In their first year of life, kittens develop a lot, much like newborn humans do. A kitten's growth and development are strongly impacted by the sort of food they eat and how much of it they consume. You can monitor your kitten's growth and make sure they are getting the right nutrients by putting them on a regular feeding plan.
Week One Feeding Schedule
A kitten's birth weight is usually between 3 and 3.7 oz, however feeding causes them to acquire weight quickly. A newborn kitten will only rely on its mother to feed it with nourishment for the first few weeks of life. Since it is born without eyes or hearing, it must rely on the pheromones released by its mother to locate food and warmth. The majority of kittens thrive without any assistance from humans, but if a kitten has to be bottle-fed because its mother cat is not around, is unwell, or rejects it, you should measure the kitten frequently to ensure that its weight accurately represents a healthy and typical growth rate for a kitten.
For the first week after birth, a kitten will feed for around 45 minutes at a time every 2 to 3 hours. We'll sleep for the remainder of the time. Each meal for kittens that are bottle-fed should consist of around a tablespoon, or 15 ml, of special kitten formula. If at all feasible, try to keep the kitten with its mother or a substitute lactating cat who can nurse it because bottle-feeding a newborn kitten takes a lot of time.
A kitten's ear canals should have opened by the end of the first week, and if it is eating normally, it should weigh around 4 oz. A gram scale, such as the sort used for weighing meals in the kitchen, should be used to keep track of weight increase.
Weeks Two and Three Feeding Schedules
A 2- to 3-week-old kitten will still require feedings every two to three hours, and each meal should include at least a half-teaspoon of formula or milk. You must rely on the kitten's weight to determine whether it is getting enough food if it is nursing from its mother. It should weigh approximately 10 oz between days 8 and 18 and start to move about quickly after opening its eyes.
A kitten will be able to stand up by the end of the third week and will have started interacting with its littermates. The beginning of playing, ear-biting, wrestling, and exploratory activities are crucial components of socializing.
Weeks Four and Five Feeding Schedules

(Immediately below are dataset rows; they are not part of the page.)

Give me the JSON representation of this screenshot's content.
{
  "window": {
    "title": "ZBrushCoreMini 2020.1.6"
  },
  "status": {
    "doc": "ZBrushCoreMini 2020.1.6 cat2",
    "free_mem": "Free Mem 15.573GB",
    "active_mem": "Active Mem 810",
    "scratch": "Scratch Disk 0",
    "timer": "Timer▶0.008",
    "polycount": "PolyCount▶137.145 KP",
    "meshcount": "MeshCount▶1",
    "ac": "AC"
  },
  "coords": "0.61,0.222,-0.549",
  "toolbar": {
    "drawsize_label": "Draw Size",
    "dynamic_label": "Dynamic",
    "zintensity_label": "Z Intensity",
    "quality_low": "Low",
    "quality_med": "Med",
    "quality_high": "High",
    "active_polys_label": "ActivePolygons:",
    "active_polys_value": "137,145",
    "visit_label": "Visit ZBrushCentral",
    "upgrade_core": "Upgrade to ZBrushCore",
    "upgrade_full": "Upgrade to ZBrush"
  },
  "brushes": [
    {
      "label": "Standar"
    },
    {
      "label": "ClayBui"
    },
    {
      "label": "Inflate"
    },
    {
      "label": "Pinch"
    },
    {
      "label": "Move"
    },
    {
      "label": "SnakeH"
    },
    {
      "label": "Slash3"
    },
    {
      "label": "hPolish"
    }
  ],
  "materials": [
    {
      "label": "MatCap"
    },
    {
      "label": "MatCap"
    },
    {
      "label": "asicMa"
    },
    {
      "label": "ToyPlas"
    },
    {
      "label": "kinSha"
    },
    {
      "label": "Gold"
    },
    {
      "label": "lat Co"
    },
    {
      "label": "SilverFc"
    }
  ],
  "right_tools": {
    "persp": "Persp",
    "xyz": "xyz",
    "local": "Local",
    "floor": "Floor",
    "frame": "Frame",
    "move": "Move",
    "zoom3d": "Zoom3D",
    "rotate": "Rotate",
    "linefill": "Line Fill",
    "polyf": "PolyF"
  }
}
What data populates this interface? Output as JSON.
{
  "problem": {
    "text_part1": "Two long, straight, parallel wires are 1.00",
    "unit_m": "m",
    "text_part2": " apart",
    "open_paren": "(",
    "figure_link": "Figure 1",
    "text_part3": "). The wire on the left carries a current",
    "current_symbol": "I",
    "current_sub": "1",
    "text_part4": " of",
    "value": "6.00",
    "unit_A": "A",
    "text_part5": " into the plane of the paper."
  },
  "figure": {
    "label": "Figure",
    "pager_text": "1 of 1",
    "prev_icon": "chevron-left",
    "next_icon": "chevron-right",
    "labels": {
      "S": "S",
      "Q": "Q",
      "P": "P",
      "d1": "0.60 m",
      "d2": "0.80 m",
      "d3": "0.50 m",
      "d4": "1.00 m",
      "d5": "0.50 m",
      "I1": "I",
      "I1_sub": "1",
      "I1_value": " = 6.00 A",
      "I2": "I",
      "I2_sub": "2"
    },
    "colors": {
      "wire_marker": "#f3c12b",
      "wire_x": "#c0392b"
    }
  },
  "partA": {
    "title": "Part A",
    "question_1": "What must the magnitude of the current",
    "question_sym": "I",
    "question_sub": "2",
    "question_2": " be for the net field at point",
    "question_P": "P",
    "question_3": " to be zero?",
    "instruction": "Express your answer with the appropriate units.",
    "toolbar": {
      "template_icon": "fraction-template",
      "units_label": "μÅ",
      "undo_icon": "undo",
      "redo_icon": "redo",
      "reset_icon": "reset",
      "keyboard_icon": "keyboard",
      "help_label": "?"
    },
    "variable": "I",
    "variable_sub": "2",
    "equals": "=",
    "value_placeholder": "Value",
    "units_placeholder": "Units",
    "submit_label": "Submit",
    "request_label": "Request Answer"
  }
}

A kitten gradually increases how much food it eats at each meal during weeks 4 and 5. Less frequent feedings mean that a dish of formula or should be accessible so that a kitten may begin to sip from it. A kitten should only be nursing three times per day by the end of the fifth week, but it should also be drinking around three tablespoons of milk or formula at each meal.
If a kitten is consuming enough food, it should weigh between 14 and 16 ounces by the time it is 4 to 5 weeks old. By the end of the fifth week, the kitten should be receiving more food from a saucer than it is eating from breastfeeding. With over the course of a few weeks, the meal should transition from being a liquid to finally more of a gruel. Since a kitten generally ends up stepping in the food during this time of life, it will be messy, but it is a vital step to start weaning it off of its mother's milk.
Week Six Feeding Schedule
A kitten should be eating the gruel four times per day and nursing less by the time it is six weeks old. Dry kitten food should be added to the gruel, which should gradually become less watery, along with a dish of water.
Reduce meal times to only three times each day by the end of week six. To prevent food aggression in many kittens, make sure to supply a few bowls of both canned and dry kitten food.
Weeks Seven and Eight Feeding Schedules
If all the kittens are eating the kitten food that is supplied to them three times a day, then limited nursing sessions should still be permitted until the kittens are two months old. By the end of week eight, a kitten should weigh around two pounds from the combination of limiting nursing and consuming ordinary kitten food. The mother cat may need to be separated from kittens who are obstinately trying to nurse more than they should.
Feeding a Kitten Over 8 Weeks of Age
A kitten should be fed with typical kitten food twice a day once they are older than eight weeks. For kittens of this age, eating solid food shouldn't be a problem, but occasionally they might still attempt to nurse. If you want to locate the kitten a new home, it should be fully weaned and getting ready to leave its mother between eight and ten weeks of age. The first immunizations are often given to kittens around the age of eight weeks, so you can be confident they have been developing normally when they visit the veterinarian.